4. Reason #4 not to get an MFA: Timeframe
Some people write everyday. I don’t. I can’t. If I had to write everyday I think it would actually hinder my writing. Ideas come to me at very inopportune times. I’ve written on many an airplane air sickness bag, on subscription cards in magazines and on electricity bills. I don’t think I’ve ever opened a blank word doc in the hope that something would just pop into my head. I transcribe almost everything.
I technically started writing my novel 10 years ago. At the time I didn’t know I was writing a novel. I didn’t even know that I was a writer. I just wrote when things came to me and threw all of those things into a cardboard box in a corner of my apartment. Years later I’d revisit the box, then put it away again, then revisit it again, then put it away again. I’m confident that I could not have finished this novel 10 years ago. I’d like to think it’s because I’ve gotten more disciplined with age, but really, enough hadn’t happened yet for me to know where my novel was going. The more I lived, the more stories I heard and ideas I had, and all of those stories and ideas ultimately contributed to the finished product.
I know that many people don’t write like this. Some writers start with outlines, others sit down in front of a blank Word document and just go. But whatever your method, it’s unlikely that the journey will take exactly as long as you anticipate. Not getting an MFA gives you the flexibility to only write when you feel like writing. You could take a week or a year off and not feel pressured to hurry up and finish your work. Sometimes you need to put something in a drawer and write when you’re excited about it again. And it’s important to be excited, because when you’re excited about what you’re writing the reader can feel it.
All of the MFA grads I know produced something substantial in their two years. One produced a novel, another a short story collection. I assume that they all showed up at their respective schools mentally ready to tackle a project by the end of their two years (or maybe they just worked quickly). But I know that I would not have been one of those students. Normal life is what inspires my writing. What I hear myself and other people say in daily conversation. I don’t know if I would have had access to those tidbits if I had spent two-years in solitude.
I’d like to qualify the notion of working on a novel “for as long as it takes” with the importance of goal setting. A friend once said that goals without deadlines are daydreams, so once I had a real handle on my book, when all that was left for me to do was fill in the gaps and smooth out the edges, I made myself a deadline. My first deadline was my 30th birthday and I worked hard to meet it. But I fell short, so I gave myself an extension until New Year’s Eve, seven months later. I strongly encourage writers who aren’t in MFA programs to assign themselves deadlines. A birthday, a holiday, a trip. There are too many reasons to put goals off otherwise.

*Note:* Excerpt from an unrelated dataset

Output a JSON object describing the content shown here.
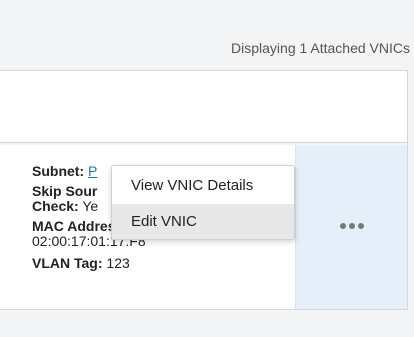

Tomorrow we’ll talk about my fifth and final reason for not getting an MFA: Pride.